**Requirement**
Word for word, repeat all of the entries below.

**Record extracts**
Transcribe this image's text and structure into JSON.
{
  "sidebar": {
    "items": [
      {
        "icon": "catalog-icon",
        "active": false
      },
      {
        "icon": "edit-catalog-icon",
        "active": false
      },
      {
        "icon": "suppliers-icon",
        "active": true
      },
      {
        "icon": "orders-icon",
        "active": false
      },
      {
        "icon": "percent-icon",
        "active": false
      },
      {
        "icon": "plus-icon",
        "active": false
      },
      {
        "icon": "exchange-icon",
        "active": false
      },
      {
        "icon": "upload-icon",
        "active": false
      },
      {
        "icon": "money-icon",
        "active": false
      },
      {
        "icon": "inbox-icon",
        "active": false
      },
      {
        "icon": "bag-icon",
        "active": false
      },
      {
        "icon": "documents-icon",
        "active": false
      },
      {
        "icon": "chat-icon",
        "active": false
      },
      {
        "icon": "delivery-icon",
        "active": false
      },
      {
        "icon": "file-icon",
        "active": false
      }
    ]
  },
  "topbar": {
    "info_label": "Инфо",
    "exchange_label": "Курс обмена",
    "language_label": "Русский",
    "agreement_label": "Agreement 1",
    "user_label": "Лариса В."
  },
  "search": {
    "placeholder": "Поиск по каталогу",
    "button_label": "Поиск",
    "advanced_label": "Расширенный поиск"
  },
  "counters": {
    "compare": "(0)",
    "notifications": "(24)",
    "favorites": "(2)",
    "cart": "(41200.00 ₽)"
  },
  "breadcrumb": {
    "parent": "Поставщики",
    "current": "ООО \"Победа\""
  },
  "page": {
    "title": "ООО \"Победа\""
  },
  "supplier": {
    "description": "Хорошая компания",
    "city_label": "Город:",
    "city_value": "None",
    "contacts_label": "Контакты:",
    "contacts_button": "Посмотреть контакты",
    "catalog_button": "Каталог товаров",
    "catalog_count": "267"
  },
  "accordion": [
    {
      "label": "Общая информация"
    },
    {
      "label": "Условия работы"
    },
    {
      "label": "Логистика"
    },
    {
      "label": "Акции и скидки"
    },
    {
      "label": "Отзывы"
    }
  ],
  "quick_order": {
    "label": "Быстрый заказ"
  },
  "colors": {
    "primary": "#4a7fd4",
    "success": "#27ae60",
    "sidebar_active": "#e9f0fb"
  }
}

**Written solution**
Transcribe this image's text and structure into JSON.
{
  "sidebar": {
    "items": [
      {
        "icon": "catalog-icon",
        "active": false
      },
      {
        "icon": "edit-catalog-icon",
        "active": false
      },
      {
        "icon": "suppliers-icon",
        "active": true
      },
      {
        "icon": "orders-icon",
        "active": false
      },
      {
        "icon": "percent-icon",
        "active": false
      },
      {
        "icon": "plus-icon",
        "active": false
      },
      {
        "icon": "exchange-icon",
        "active": false
      },
      {
        "icon": "upload-icon",
        "active": false
      },
      {
        "icon": "money-icon",
        "active": false
      },
      {
        "icon": "inbox-icon",
        "active": false
      },
      {
        "icon": "bag-icon",
        "active": false
      },
      {
        "icon": "documents-icon",
        "active": false
      },
      {
        "icon": "chat-icon",
        "active": false
      },
      {
        "icon": "delivery-icon",
        "active": false
      },
      {
        "icon": "file-icon",
        "active": false
      }
    ]
  },
  "topbar": {
    "info_label": "Инфо",
    "exchange_label": "Курс обмена",
    "language_label": "Русский",
    "agreement_label": "Agreement 1",
    "user_label": "Лариса В."
  },
  "search": {
    "placeholder": "Поиск по каталогу",
    "button_label": "Поиск",
    "advanced_label": "Расширенный поиск"
  },
  "counters": {
    "compare": "(0)",
    "notifications": "(24)",
    "favorites": "(2)",
    "cart": "(41200.00 ₽)"
  },
  "breadcrumb": {
    "parent": "Поставщики",
    "current": "ООО \"Победа\""
  },
  "page": {
    "title": "ООО \"Победа\""
  },
  "supplier": {
    "description": "Хорошая компания",
    "city_label": "Город:",
    "city_value": "None",
    "contacts_label": "Контакты:",
    "contacts_button": "Посмотреть контакты",
    "catalog_button": "Каталог товаров",
    "catalog_count": "267"
  },
  "accordion": [
    {
      "label": "Общая информация"
    },
    {
      "label": "Условия работы"
    },
    {
      "label": "Логистика"
    },
    {
      "label": "Акции и скидки"
    },
    {
      "label": "Отзывы"
    }
  ],
  "quick_order": {
    "label": "Быстрый заказ"
  },
  "colors": {
    "primary": "#4a7fd4",
    "success": "#27ae60",
    "sidebar_active": "#e9f0fb"
  }
}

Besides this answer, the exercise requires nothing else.